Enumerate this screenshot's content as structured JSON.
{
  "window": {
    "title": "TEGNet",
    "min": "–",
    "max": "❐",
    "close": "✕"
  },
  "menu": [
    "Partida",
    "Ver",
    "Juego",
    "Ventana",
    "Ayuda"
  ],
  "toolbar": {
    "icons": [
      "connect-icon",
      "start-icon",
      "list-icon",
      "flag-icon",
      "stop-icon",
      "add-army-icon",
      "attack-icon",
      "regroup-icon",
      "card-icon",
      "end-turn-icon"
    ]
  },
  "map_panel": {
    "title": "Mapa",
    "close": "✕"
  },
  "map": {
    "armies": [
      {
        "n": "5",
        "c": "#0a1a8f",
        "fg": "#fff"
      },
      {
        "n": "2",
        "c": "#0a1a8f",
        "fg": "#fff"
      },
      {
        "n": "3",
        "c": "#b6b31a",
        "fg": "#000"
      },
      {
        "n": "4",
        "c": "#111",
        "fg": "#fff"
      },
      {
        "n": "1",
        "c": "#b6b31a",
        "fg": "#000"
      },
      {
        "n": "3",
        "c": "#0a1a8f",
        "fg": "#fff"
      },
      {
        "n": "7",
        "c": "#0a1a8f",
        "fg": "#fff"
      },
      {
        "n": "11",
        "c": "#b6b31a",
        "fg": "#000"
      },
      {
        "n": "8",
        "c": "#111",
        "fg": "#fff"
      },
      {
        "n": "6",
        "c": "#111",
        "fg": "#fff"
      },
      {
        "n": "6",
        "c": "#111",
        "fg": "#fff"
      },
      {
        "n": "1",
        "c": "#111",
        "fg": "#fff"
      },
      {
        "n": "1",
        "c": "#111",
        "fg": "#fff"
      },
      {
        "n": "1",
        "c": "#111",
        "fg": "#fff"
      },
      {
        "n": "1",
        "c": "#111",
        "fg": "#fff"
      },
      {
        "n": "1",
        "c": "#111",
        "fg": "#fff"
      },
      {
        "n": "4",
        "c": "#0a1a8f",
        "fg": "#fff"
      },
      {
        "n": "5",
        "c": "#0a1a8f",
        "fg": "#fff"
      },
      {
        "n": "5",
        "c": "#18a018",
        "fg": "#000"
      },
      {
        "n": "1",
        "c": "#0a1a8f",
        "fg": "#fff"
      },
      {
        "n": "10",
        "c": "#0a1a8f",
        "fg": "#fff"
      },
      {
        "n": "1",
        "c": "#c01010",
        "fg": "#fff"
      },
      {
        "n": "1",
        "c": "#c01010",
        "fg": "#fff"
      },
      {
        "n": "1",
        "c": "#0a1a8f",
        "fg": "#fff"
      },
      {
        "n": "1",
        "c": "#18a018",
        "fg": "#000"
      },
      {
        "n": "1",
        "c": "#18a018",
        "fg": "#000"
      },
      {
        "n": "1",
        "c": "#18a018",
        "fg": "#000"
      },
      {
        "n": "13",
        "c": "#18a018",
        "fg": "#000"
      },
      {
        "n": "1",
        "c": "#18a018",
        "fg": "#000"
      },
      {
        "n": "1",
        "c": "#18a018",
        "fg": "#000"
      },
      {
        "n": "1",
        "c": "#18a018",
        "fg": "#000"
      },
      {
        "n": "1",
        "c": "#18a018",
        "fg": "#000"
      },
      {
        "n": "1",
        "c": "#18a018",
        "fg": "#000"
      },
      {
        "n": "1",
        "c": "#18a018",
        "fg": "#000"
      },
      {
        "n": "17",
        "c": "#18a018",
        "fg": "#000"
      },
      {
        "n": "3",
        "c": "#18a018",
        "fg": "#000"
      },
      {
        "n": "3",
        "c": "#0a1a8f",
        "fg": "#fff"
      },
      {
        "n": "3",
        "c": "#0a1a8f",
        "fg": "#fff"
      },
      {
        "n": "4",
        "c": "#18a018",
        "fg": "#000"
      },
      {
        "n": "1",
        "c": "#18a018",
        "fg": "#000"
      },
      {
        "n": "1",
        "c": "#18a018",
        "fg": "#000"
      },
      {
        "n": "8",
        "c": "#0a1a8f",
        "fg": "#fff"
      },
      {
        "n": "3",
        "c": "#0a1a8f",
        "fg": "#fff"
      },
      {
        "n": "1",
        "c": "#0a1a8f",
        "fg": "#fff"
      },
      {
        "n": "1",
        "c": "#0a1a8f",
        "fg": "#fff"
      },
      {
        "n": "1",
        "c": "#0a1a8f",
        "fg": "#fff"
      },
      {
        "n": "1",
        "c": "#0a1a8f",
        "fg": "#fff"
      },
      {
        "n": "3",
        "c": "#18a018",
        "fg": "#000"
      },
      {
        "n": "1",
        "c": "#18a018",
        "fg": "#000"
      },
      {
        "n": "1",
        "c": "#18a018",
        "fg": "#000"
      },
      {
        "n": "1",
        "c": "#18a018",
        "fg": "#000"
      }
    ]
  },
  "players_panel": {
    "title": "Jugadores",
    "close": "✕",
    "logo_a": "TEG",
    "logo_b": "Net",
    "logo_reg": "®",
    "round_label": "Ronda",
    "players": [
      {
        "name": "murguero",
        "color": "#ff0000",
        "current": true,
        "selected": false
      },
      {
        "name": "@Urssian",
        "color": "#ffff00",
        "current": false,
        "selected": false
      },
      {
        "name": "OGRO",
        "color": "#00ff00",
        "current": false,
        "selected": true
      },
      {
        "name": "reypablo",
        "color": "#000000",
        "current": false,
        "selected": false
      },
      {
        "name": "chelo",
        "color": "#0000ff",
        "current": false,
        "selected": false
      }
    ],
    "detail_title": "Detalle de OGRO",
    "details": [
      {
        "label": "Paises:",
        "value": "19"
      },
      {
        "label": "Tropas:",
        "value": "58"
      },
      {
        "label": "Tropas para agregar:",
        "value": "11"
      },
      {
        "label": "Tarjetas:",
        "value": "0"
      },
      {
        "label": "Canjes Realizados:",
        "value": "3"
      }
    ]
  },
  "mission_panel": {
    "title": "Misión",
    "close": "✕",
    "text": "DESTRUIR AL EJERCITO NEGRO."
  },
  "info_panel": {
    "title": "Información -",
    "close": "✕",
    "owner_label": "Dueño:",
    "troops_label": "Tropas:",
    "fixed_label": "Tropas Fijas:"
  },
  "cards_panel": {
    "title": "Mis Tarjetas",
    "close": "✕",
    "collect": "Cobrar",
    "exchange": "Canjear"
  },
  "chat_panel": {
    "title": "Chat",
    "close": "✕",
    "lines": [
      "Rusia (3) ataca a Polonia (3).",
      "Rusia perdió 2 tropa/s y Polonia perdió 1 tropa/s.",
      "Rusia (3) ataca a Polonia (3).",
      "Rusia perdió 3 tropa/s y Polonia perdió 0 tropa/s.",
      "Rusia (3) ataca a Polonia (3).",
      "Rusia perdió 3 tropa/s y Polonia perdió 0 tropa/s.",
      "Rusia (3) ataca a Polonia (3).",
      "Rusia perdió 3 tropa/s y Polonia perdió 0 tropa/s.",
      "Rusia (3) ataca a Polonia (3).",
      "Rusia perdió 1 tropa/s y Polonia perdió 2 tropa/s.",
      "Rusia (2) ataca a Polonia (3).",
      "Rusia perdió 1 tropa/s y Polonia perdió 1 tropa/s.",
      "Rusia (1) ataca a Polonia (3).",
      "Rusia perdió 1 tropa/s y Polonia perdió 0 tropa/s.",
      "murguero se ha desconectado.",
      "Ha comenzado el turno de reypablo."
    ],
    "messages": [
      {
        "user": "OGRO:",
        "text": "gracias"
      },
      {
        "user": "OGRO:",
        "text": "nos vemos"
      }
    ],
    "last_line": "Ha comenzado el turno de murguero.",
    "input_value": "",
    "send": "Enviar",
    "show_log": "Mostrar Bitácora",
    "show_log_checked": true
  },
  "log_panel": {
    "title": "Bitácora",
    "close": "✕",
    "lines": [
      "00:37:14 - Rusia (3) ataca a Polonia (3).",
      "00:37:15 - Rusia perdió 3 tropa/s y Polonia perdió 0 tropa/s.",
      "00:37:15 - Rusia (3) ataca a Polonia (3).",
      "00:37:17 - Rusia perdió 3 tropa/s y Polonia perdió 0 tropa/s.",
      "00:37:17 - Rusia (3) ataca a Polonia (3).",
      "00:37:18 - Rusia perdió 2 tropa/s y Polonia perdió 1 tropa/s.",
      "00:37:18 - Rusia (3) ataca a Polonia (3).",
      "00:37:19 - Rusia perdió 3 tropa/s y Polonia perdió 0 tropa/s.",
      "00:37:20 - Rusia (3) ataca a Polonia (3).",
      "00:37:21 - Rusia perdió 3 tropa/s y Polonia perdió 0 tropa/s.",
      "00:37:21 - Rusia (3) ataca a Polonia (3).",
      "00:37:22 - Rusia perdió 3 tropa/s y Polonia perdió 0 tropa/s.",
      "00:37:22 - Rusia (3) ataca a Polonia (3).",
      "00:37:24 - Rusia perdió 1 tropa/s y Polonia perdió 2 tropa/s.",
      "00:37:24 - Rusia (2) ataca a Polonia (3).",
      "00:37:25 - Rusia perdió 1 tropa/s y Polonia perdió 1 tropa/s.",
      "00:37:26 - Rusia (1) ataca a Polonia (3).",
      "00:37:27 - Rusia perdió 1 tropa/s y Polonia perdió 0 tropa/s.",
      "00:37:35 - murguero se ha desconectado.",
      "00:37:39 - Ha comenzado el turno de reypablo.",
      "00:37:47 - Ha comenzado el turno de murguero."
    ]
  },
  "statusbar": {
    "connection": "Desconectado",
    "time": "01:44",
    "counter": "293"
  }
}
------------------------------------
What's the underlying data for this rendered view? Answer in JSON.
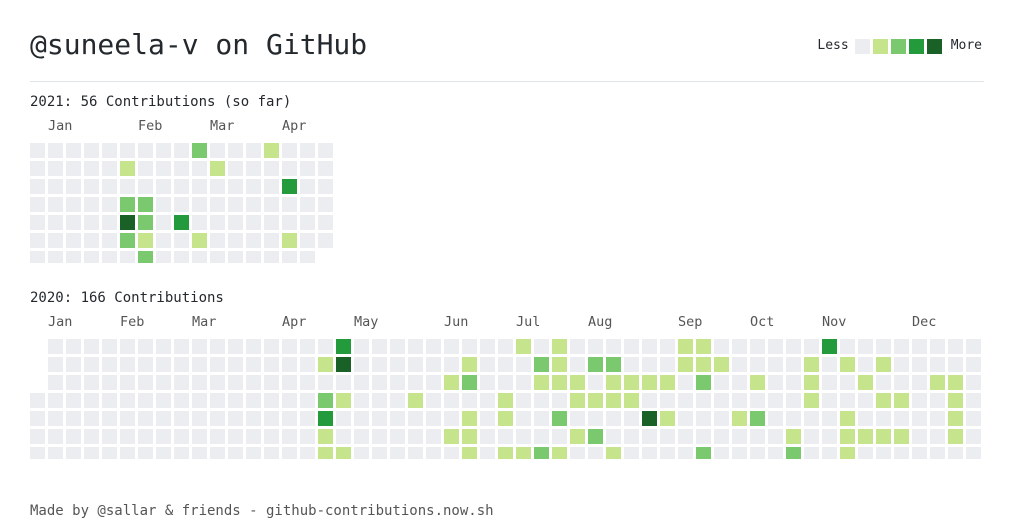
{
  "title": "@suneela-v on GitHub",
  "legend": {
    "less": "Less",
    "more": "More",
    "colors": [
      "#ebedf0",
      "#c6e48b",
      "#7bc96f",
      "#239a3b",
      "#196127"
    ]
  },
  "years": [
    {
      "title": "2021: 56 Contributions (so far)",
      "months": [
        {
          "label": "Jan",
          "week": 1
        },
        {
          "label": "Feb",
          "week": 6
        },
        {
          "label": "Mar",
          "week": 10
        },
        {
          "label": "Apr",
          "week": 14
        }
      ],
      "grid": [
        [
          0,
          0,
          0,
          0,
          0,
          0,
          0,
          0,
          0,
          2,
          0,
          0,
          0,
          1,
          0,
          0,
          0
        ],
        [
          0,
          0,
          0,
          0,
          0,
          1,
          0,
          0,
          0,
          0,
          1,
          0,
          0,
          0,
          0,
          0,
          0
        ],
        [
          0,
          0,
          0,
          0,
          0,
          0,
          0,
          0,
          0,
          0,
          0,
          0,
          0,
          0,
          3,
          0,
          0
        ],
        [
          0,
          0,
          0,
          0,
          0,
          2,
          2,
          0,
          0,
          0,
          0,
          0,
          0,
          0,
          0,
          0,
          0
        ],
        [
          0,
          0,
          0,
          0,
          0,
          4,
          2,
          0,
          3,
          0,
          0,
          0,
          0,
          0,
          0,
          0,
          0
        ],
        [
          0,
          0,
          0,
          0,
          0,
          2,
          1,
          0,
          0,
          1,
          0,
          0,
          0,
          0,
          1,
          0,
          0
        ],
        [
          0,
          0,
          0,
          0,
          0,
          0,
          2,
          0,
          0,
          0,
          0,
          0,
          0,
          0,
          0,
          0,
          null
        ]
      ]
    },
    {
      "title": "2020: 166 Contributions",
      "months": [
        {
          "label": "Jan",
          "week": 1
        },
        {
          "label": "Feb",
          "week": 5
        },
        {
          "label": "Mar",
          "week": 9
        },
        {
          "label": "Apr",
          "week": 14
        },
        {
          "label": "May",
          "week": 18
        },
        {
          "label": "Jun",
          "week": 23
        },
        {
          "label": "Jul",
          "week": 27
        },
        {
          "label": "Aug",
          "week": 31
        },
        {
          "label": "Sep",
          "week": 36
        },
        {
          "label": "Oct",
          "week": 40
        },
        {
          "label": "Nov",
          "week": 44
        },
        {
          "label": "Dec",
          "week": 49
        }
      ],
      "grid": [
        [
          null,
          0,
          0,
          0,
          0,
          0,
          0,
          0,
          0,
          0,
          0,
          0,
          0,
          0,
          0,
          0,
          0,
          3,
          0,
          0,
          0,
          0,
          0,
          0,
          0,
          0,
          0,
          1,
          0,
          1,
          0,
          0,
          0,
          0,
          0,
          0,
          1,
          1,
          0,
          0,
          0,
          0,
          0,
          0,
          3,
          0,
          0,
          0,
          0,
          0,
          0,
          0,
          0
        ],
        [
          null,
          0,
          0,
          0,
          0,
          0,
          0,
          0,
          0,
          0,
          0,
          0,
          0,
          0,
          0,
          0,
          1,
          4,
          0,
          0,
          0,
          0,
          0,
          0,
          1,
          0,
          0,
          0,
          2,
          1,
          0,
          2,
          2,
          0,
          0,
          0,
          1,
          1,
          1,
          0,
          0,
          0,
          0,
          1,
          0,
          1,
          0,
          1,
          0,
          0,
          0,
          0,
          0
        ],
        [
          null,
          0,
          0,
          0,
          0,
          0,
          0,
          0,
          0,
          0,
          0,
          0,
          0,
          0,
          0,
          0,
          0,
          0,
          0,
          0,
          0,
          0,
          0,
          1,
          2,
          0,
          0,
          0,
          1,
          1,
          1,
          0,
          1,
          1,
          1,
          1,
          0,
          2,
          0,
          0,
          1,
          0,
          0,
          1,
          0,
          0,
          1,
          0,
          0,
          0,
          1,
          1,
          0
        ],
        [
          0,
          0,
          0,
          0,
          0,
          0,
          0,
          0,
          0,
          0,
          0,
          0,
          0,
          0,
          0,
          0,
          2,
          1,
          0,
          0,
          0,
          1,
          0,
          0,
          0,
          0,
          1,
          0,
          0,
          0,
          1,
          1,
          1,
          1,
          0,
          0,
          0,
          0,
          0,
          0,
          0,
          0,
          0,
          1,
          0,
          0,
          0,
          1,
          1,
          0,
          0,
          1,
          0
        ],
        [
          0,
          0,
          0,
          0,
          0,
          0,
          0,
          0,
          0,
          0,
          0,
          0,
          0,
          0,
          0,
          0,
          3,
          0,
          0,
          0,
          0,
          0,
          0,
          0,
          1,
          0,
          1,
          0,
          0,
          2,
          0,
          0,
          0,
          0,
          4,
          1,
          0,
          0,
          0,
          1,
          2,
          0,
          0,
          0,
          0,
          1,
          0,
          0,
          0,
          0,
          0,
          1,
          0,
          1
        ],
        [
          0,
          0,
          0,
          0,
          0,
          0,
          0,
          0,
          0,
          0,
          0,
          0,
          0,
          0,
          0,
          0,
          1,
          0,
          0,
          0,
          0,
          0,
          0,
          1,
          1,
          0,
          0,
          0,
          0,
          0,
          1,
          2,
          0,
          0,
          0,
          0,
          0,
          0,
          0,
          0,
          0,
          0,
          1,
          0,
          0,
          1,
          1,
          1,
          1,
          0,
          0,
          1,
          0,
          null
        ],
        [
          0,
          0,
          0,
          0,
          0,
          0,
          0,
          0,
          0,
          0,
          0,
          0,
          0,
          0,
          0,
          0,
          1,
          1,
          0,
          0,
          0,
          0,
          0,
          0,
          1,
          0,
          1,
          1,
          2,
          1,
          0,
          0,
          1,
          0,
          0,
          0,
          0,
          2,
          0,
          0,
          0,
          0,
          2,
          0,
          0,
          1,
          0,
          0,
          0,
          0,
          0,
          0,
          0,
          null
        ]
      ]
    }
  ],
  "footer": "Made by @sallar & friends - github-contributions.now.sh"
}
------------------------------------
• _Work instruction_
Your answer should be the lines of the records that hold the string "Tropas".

• _Answer for the task_
        "label": "Tropas:",
        "label": "Tropas para agregar:",
    "troops_label": "Tropas:",
    "fixed_label": "Tropas Fijas:"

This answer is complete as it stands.